Why the Red String?
My family is of Italian origin (parents are first-generation American). Babies in my family have been wearing a red string on their arm or pinned to their sweater or carrier for as long as I can remember to ward off the evil eye or "Mal Oche." Is there a connection to Madonna and other celebrities who follow Kabbalah and wear a red string?
For celebrities like Demi Moore, Ashton Kutcher, Lindsay Lohan, Britney Spears, Madonna-and even Madonna's daughter Lourdes-it has become fashionable to wear a "Kabbalah" bracelet made out of braided red string to protect them from "the unfriendly stare and unkind glances," as the Kabbalah Centre (where the string sells for $26 a length) puts it. Surprisingly, though, this tradition is not explicitly from Kabbalah. Many Mediterranean cultures wear red to ward off the evil eye. There are biblical traditions associated with a red string as well. Wrapping a red string around the tomb of the matriarch Rachel is supposed to protect women in childbirth. Since Rachel is associated with the Shekhinah (in Kabbalah, the divine presence), there are also some kabbalistic overtones. One nonsupernatural explanation of the string's power is that it reminds the wearer to bear himself or herself with humility, so as not to attract envy.
Is There a Minimum Age?
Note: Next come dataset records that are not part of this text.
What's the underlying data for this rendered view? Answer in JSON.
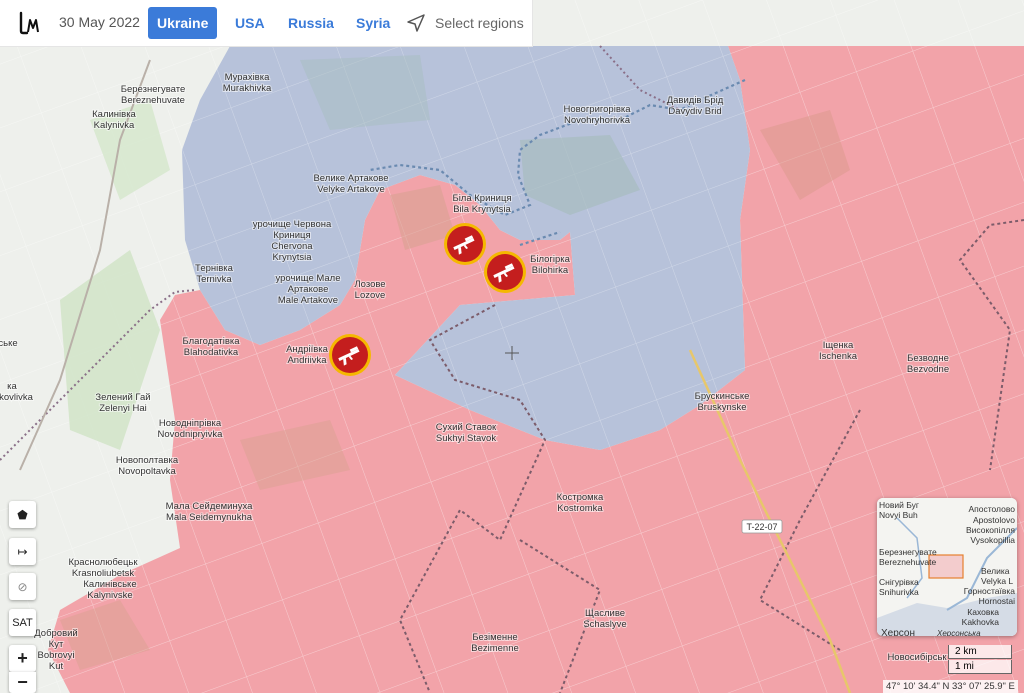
{
  "header": {
    "date": "30 May 2022",
    "tabs": [
      {
        "label": "Ukraine",
        "active": true
      },
      {
        "label": "USA",
        "active": false
      },
      {
        "label": "Russia",
        "active": false
      },
      {
        "label": "Syria",
        "active": false
      }
    ],
    "select_regions_label": "Select regions",
    "select_regions_icon": "navigation-arrow-icon",
    "logo_icon": "liveuamap-logo-icon"
  },
  "colors": {
    "occupied_red": "#f2a3a9",
    "contested_blue": "#b7c2da",
    "active_tab": "#3b7bd9",
    "event_icon": "#c41e1e",
    "event_ring": "#f5b800"
  },
  "map": {
    "places": [
      {
        "ua": "Мурахівка",
        "en": "Murakhivka"
      },
      {
        "ua": "Березнегувате",
        "en": "Bereznehuvate"
      },
      {
        "ua": "Калинівка",
        "en": "Kalynivka"
      },
      {
        "ua": "Новогригорівка",
        "en": "Novohryhorivka"
      },
      {
        "ua": "Давидів Брід",
        "en": "Davydiv Brid"
      },
      {
        "ua": "Велике Артакове",
        "en": "Velyke Artakove"
      },
      {
        "ua": "Біла Криниця",
        "en": "Bila Krynytsia"
      },
      {
        "ua": "Білогірка",
        "en": "Bilohirka"
      },
      {
        "ua": "урочище Червона Криниця",
        "en": "Chervona Krynytsia"
      },
      {
        "ua": "Тернівка",
        "en": "Ternivka"
      },
      {
        "ua": "урочище Мале Артакове",
        "en": "Male Artakove"
      },
      {
        "ua": "Лозове",
        "en": "Lozove"
      },
      {
        "ua": "Благодатівка",
        "en": "Blahodativka"
      },
      {
        "ua": "Андріївка",
        "en": "Andriivka"
      },
      {
        "ua": "Зелений Гай",
        "en": "Zelenyi Hai"
      },
      {
        "ua": "Новодніпрівка",
        "en": "Novodnipryivka"
      },
      {
        "ua": "Новополтавка",
        "en": "Novopoltavka"
      },
      {
        "ua": "Сухий Ставок",
        "en": "Sukhyi Stavok"
      },
      {
        "ua": "Брускинське",
        "en": "Bruskynske"
      },
      {
        "ua": "Іщенка",
        "en": "Ischenka"
      },
      {
        "ua": "Безводне",
        "en": "Bezvodne"
      },
      {
        "ua": "Костромка",
        "en": "Kostromka"
      },
      {
        "ua": "Мала Сейдеминуха",
        "en": "Mala Seidemynukha"
      },
      {
        "ua": "Краснолюбецьк",
        "en": "Krasnoliubetsk"
      },
      {
        "ua": "Калинівське",
        "en": "Kalynivske"
      },
      {
        "ua": "Щасливе",
        "en": "Schaslyve"
      },
      {
        "ua": "Безіменне",
        "en": "Bezimenne"
      },
      {
        "ua": "Добровий Кут",
        "en": "Bobrovyi Kut"
      },
      {
        "ua": "Новосибірськ",
        "en": ""
      }
    ],
    "edge_labels": {
      "left1": "ське",
      "left2": "ка",
      "left3": "kovlivka"
    },
    "road_label": "T-22-07",
    "event_icon": "rifle-icon"
  },
  "controls": [
    {
      "name": "draw-polygon-button",
      "icon": "polygon-icon",
      "label": "⬟"
    },
    {
      "name": "measure-button",
      "icon": "measure-arrow-icon",
      "label": "↦"
    },
    {
      "name": "hide-layers-button",
      "icon": "eye-slash-icon",
      "label": "⊘"
    },
    {
      "name": "satellite-button",
      "icon": "",
      "label": "SAT"
    },
    {
      "name": "zoom-in-button",
      "icon": "plus-icon",
      "label": "+"
    },
    {
      "name": "zoom-out-button",
      "icon": "minus-icon",
      "label": "−"
    }
  ],
  "minimap": {
    "places": [
      "Новий Буг",
      "Novyi Buh",
      "Апостолово",
      "Apostolovo",
      "Високопілля",
      "Vysokopillia",
      "Березнегувате",
      "Bereznehuvate",
      "Велика",
      "Velyka L",
      "Снігурівка",
      "Snihurivka",
      "Горностаївка",
      "Hornostai",
      "Каховка",
      "Kakhovka",
      "Херсон",
      "Херсонська"
    ]
  },
  "scale": {
    "km": "2 km",
    "mi": "1 mi"
  },
  "coordinates": "47° 10' 34.4\" N 33° 07' 25.9\" E"
}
I've heard that Jews aren't supposed to study Kabbalah until they're at least 40. Does anyone still follow that rule?
It was never a hard-and-fast rule, it was simply one tradition. Age 20 was good enough for many teachers, provided the students had attained a sufficient level of learning about the Torah and the Talmud and seemed mentally and emotionally stable. Nowadays, it's up to the teacher. I'm sure there are some ultra-orthodox teachers who follow the 40-only rule; others believe that even children can benefit from exposure to Kabbalah principles.